Write out each entry below exactly; the images do not belong in your copy.
[[ DATA PROVIDED, beginning ]]
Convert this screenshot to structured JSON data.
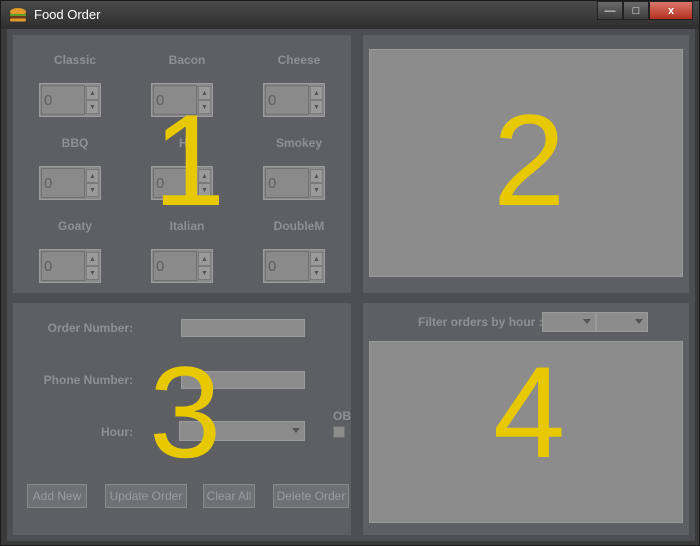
{
  "window": {
    "title": "Food Order",
    "controls": {
      "minimize": "—",
      "maximize": "□",
      "close": "x"
    }
  },
  "panel1": {
    "number": "1",
    "burgers": [
      {
        "label": "Classic",
        "value": "0"
      },
      {
        "label": "Bacon",
        "value": "0"
      },
      {
        "label": "Cheese",
        "value": "0"
      },
      {
        "label": "BBQ",
        "value": "0"
      },
      {
        "label": "Ho",
        "value": "0"
      },
      {
        "label": "Smokey",
        "value": "0"
      },
      {
        "label": "Goaty",
        "value": "0"
      },
      {
        "label": "Italian",
        "value": "0"
      },
      {
        "label": "DoubleM",
        "value": "0"
      }
    ]
  },
  "panel2": {
    "number": "2"
  },
  "panel3": {
    "number": "3",
    "order_number_label": "Order Number:",
    "order_number_value": "",
    "phone_number_label": "Phone Number:",
    "phone_number_value": "",
    "hour_label": "Hour:",
    "hour_value": "",
    "ob_label": "OB",
    "ob_checked": false,
    "buttons": {
      "add_new": "Add New",
      "update_order": "Update Order",
      "clear_all": "Clear All",
      "delete_order": "Delete Order"
    }
  },
  "panel4": {
    "number": "4",
    "filter_label": "Filter orders by hour :",
    "filter_from": "",
    "filter_to": ""
  },
  "colors": {
    "annotation": "#e8c800",
    "panel_bg": "#5d5f63",
    "label_text": "#8e9094",
    "close_button": "#c0392b"
  }
}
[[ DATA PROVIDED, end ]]
RESPONSE TO THIS EXERCISE ->
Convert this screenshot to structured JSON data.
{
  "window": {
    "title": "Food Order",
    "controls": {
      "minimize": "—",
      "maximize": "□",
      "close": "x"
    }
  },
  "panel1": {
    "number": "1",
    "burgers": [
      {
        "label": "Classic",
        "value": "0"
      },
      {
        "label": "Bacon",
        "value": "0"
      },
      {
        "label": "Cheese",
        "value": "0"
      },
      {
        "label": "BBQ",
        "value": "0"
      },
      {
        "label": "Ho",
        "value": "0"
      },
      {
        "label": "Smokey",
        "value": "0"
      },
      {
        "label": "Goaty",
        "value": "0"
      },
      {
        "label": "Italian",
        "value": "0"
      },
      {
        "label": "DoubleM",
        "value": "0"
      }
    ]
  },
  "panel2": {
    "number": "2"
  },
  "panel3": {
    "number": "3",
    "order_number_label": "Order Number:",
    "order_number_value": "",
    "phone_number_label": "Phone Number:",
    "phone_number_value": "",
    "hour_label": "Hour:",
    "hour_value": "",
    "ob_label": "OB",
    "ob_checked": false,
    "buttons": {
      "add_new": "Add New",
      "update_order": "Update Order",
      "clear_all": "Clear All",
      "delete_order": "Delete Order"
    }
  },
  "panel4": {
    "number": "4",
    "filter_label": "Filter orders by hour :",
    "filter_from": "",
    "filter_to": ""
  },
  "colors": {
    "annotation": "#e8c800",
    "panel_bg": "#5d5f63",
    "label_text": "#8e9094",
    "close_button": "#c0392b"
  }
}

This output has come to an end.